Fictivity: Vacuums and Goals

You might think that you are a writer because you want to make money. Or you might think that you have something that you desperately want to say — even if you’re not exactly sure what that is.

Flip it around. Look at it from the viewpoint of a potential reader.

Your fiction exists to fill a vacancy for a reader.

Earlier we looked at the concept of vacuums and how a reader in real life probably has a set of such things pressing in on him or her right now, sucking up attention and motivating action. A vacuum is broadly defined as anything that is missing — which might include health, food, shelter, compassion, knowledge, friends, love, comfort, even life: anything which by its absence prompts a need. Vacuums draw things in towards themselves — if we are hungry we seek food, if we are cold we seek warmth, if we are lonely we seek companionship, and so forth. Vacuums are the primary driving force behind most of what we see around us.

Tapping into that force and using it in fiction gives us one of the greatest secrets of the master authors. If as a writer you can suggest, imply, portray or otherwise outline a vacuum that even lightly resembles a vacuum shared by a reader, your fiction has some hope of attracting attention; if you are blundering along writing the first things that come into your head and wondering why you have no readers, it’s because you have not paid adequate attention to vacuums. Perhaps you didn’t know about them consciously — though your own behaviour has been motivated by them to some extent ever since you were born.

Well, you know about them now.

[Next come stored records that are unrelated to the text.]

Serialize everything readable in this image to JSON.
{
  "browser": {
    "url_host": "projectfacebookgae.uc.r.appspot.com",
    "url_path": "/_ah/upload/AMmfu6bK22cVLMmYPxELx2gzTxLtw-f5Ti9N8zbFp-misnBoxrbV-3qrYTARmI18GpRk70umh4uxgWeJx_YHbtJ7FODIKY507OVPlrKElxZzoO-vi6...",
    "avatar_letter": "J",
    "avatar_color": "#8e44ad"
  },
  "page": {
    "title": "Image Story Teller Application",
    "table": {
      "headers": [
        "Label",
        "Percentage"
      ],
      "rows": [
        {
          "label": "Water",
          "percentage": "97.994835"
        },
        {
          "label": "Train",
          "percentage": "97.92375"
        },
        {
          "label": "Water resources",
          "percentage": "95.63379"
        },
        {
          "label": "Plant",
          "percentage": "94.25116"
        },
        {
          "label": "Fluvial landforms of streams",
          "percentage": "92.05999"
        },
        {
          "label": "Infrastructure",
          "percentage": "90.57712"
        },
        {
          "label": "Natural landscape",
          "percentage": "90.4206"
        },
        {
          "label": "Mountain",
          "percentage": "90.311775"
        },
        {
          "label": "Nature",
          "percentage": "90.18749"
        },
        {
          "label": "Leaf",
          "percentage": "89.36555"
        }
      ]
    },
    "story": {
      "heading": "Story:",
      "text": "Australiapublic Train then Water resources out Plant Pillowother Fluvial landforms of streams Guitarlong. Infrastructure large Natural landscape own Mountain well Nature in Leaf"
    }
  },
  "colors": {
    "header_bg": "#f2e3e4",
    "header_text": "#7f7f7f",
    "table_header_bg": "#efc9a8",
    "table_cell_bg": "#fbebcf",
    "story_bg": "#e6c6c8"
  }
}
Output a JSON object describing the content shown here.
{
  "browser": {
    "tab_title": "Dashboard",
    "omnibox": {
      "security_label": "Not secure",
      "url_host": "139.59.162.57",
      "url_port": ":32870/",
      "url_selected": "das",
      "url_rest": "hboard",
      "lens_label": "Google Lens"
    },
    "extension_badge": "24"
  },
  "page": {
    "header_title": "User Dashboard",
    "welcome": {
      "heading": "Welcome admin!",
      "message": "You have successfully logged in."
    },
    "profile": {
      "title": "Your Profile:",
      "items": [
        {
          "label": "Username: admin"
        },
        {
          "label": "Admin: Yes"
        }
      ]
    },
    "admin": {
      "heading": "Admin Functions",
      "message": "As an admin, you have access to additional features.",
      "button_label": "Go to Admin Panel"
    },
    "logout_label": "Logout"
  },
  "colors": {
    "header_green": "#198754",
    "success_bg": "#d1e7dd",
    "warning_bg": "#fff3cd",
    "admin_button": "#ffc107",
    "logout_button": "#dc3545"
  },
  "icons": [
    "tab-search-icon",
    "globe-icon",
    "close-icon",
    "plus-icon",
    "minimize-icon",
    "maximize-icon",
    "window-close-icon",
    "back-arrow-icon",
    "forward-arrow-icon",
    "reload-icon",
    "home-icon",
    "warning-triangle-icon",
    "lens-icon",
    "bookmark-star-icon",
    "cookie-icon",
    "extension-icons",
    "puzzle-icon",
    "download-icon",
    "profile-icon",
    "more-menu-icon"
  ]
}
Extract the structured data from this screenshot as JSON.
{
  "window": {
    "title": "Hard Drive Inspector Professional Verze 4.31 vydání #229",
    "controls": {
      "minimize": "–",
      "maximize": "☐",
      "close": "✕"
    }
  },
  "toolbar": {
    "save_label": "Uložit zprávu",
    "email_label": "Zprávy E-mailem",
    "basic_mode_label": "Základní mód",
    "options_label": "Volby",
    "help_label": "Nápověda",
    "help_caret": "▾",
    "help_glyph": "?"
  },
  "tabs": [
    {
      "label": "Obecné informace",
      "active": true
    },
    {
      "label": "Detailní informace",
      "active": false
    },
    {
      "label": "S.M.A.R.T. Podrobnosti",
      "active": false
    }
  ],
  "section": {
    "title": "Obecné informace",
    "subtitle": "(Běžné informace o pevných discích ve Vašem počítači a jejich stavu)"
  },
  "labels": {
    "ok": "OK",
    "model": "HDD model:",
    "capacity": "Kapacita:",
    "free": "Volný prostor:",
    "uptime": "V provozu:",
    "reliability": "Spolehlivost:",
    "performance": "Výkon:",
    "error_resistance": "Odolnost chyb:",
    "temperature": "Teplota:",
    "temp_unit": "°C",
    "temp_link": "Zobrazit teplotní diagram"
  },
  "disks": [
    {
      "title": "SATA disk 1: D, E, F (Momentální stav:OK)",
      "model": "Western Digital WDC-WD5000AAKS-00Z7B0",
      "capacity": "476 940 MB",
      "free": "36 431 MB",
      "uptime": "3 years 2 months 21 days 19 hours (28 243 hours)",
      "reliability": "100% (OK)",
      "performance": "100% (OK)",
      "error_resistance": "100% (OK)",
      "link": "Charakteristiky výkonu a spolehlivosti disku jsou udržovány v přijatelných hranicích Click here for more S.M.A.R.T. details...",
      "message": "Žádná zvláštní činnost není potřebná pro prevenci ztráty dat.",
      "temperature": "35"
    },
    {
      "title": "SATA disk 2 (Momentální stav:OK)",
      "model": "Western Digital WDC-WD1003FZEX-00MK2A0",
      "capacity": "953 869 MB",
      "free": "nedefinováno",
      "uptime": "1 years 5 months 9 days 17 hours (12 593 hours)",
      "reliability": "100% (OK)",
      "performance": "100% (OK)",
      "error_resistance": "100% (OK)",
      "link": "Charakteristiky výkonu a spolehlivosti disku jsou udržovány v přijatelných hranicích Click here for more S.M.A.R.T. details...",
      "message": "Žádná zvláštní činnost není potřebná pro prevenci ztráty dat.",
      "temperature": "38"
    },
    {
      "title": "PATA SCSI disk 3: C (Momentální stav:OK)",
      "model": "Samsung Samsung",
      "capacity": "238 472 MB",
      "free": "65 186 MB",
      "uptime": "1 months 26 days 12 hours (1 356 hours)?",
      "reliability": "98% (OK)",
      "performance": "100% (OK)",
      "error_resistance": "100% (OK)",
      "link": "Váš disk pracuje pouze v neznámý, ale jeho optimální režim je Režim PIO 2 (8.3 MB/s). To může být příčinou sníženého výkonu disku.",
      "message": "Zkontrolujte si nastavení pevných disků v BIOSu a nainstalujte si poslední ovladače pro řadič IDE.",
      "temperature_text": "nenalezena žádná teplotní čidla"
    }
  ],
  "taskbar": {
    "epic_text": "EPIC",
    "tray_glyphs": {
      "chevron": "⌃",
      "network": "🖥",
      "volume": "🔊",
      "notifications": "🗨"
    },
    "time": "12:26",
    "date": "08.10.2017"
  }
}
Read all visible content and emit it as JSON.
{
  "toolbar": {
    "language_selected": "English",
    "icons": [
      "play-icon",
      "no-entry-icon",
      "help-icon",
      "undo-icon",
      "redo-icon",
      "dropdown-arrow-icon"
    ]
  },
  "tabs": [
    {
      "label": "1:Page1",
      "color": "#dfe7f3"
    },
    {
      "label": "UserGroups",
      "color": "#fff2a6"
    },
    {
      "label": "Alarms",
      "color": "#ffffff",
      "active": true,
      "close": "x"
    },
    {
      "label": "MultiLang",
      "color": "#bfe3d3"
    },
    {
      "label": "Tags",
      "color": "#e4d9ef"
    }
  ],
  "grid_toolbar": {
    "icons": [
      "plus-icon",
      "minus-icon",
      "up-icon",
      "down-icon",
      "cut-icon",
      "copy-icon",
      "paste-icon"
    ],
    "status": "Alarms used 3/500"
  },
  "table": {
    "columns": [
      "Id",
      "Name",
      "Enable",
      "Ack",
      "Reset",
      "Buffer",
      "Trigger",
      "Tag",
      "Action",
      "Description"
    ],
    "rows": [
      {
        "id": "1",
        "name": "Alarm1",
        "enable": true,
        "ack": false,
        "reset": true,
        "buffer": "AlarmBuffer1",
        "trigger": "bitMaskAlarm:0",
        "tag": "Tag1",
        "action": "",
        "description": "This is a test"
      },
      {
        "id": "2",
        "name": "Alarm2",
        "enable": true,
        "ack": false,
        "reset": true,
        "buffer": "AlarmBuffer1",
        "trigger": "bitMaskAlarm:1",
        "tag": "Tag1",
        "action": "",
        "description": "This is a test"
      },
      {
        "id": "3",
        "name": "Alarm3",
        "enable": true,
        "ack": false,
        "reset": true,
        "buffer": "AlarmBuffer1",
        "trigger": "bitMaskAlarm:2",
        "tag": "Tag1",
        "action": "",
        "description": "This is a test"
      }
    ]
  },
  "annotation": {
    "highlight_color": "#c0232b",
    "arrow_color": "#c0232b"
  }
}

If you can really grasp the concept of vacuums as a tool in fiction writing, you will understand a great many things, including fiction marketing.

If you have a particular vacuum correctly suggested, defined, outlined or implied in your work, then a reader who has some inkli